» What this task involves
Below are some records; reproduce them exactly.

» Raw data
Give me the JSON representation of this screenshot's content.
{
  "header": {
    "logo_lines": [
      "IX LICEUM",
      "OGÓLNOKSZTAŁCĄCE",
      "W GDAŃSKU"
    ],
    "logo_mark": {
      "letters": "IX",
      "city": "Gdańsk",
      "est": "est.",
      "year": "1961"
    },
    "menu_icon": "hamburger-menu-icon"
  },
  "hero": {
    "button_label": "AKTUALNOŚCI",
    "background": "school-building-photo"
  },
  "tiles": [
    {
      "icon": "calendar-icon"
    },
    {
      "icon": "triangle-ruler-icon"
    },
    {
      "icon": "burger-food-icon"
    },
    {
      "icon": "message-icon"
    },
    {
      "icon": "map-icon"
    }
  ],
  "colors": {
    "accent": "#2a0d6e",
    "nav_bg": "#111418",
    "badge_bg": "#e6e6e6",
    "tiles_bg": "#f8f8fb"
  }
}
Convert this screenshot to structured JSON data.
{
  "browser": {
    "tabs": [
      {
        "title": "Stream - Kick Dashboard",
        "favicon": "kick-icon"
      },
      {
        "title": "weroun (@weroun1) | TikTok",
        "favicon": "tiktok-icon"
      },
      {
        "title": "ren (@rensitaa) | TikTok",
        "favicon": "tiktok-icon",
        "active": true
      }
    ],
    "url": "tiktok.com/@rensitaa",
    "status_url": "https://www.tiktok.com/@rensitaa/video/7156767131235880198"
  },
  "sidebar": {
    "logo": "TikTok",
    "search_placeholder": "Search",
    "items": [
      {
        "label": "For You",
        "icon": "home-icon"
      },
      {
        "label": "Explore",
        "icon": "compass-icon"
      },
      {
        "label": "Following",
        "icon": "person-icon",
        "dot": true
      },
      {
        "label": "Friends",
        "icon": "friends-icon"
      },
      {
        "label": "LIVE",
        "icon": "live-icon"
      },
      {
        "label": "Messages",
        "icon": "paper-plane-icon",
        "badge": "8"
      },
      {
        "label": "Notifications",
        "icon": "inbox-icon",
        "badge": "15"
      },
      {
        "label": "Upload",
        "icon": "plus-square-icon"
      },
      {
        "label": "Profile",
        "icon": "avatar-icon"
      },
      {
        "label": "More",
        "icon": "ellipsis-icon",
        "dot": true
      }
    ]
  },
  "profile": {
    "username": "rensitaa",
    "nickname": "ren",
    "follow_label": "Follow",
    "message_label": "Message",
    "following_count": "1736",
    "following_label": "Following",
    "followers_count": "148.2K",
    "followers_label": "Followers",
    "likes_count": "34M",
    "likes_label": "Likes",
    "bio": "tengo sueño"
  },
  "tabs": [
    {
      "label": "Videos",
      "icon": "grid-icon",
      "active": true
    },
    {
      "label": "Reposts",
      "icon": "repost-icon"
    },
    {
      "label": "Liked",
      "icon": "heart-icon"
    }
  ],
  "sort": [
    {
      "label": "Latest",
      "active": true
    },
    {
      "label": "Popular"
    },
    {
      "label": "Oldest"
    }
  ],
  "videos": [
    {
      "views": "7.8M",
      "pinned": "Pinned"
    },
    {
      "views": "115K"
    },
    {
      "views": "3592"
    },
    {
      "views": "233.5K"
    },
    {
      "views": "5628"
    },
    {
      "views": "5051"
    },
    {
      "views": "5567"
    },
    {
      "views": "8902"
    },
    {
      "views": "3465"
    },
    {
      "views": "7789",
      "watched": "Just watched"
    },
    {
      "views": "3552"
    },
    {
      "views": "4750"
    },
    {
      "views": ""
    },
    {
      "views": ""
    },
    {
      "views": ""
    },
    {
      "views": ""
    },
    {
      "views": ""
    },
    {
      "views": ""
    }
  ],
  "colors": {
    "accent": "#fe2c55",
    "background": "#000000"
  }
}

» Solved problem
Give me the JSON representation of this screenshot's content.
{
  "header": {
    "logo_lines": [
      "IX LICEUM",
      "OGÓLNOKSZTAŁCĄCE",
      "W GDAŃSKU"
    ],
    "logo_mark": {
      "letters": "IX",
      "city": "Gdańsk",
      "est": "est.",
      "year": "1961"
    },
    "menu_icon": "hamburger-menu-icon"
  },
  "hero": {
    "button_label": "AKTUALNOŚCI",
    "background": "school-building-photo"
  },
  "tiles": [
    {
      "icon": "calendar-icon"
    },
    {
      "icon": "triangle-ruler-icon"
    },
    {
      "icon": "burger-food-icon"
    },
    {
      "icon": "message-icon"
    },
    {
      "icon": "map-icon"
    }
  ],
  "colors": {
    "accent": "#2a0d6e",
    "nav_bg": "#111418",
    "badge_bg": "#e6e6e6",
    "tiles_bg": "#f8f8fb"
  }
}
Convert this screenshot to structured JSON data.
{
  "browser": {
    "tabs": [
      {
        "title": "Stream - Kick Dashboard",
        "favicon": "kick-icon"
      },
      {
        "title": "weroun (@weroun1) | TikTok",
        "favicon": "tiktok-icon"
      },
      {
        "title": "ren (@rensitaa) | TikTok",
        "favicon": "tiktok-icon",
        "active": true
      }
    ],
    "url": "tiktok.com/@rensitaa",
    "status_url": "https://www.tiktok.com/@rensitaa/video/7156767131235880198"
  },
  "sidebar": {
    "logo": "TikTok",
    "search_placeholder": "Search",
    "items": [
      {
        "label": "For You",
        "icon": "home-icon"
      },
      {
        "label": "Explore",
        "icon": "compass-icon"
      },
      {
        "label": "Following",
        "icon": "person-icon",
        "dot": true
      },
      {
        "label": "Friends",
        "icon": "friends-icon"
      },
      {
        "label": "LIVE",
        "icon": "live-icon"
      },
      {
        "label": "Messages",
        "icon": "paper-plane-icon",
        "badge": "8"
      },
      {
        "label": "Notifications",
        "icon": "inbox-icon",
        "badge": "15"
      },
      {
        "label": "Upload",
        "icon": "plus-square-icon"
      },
      {
        "label": "Profile",
        "icon": "avatar-icon"
      },
      {
        "label": "More",
        "icon": "ellipsis-icon",
        "dot": true
      }
    ]
  },
  "profile": {
    "username": "rensitaa",
    "nickname": "ren",
    "follow_label": "Follow",
    "message_label": "Message",
    "following_count": "1736",
    "following_label": "Following",
    "followers_count": "148.2K",
    "followers_label": "Followers",
    "likes_count": "34M",
    "likes_label": "Likes",
    "bio": "tengo sueño"
  },
  "tabs": [
    {
      "label": "Videos",
      "icon": "grid-icon",
      "active": true
    },
    {
      "label": "Reposts",
      "icon": "repost-icon"
    },
    {
      "label": "Liked",
      "icon": "heart-icon"
    }
  ],
  "sort": [
    {
      "label": "Latest",
      "active": true
    },
    {
      "label": "Popular"
    },
    {
      "label": "Oldest"
    }
  ],
  "videos": [
    {
      "views": "7.8M",
      "pinned": "Pinned"
    },
    {
      "views": "115K"
    },
    {
      "views": "3592"
    },
    {
      "views": "233.5K"
    },
    {
      "views": "5628"
    },
    {
      "views": "5051"
    },
    {
      "views": "5567"
    },
    {
      "views": "8902"
    },
    {
      "views": "3465"
    },
    {
      "views": "7789",
      "watched": "Just watched"
    },
    {
      "views": "3552"
    },
    {
      "views": "4750"
    },
    {
      "views": ""
    },
    {
      "views": ""
    },
    {
      "views": ""
    },
    {
      "views": ""
    },
    {
      "views": ""
    },
    {
      "views": ""
    }
  ],
  "colors": {
    "accent": "#fe2c55",
    "background": "#000000"
  }
}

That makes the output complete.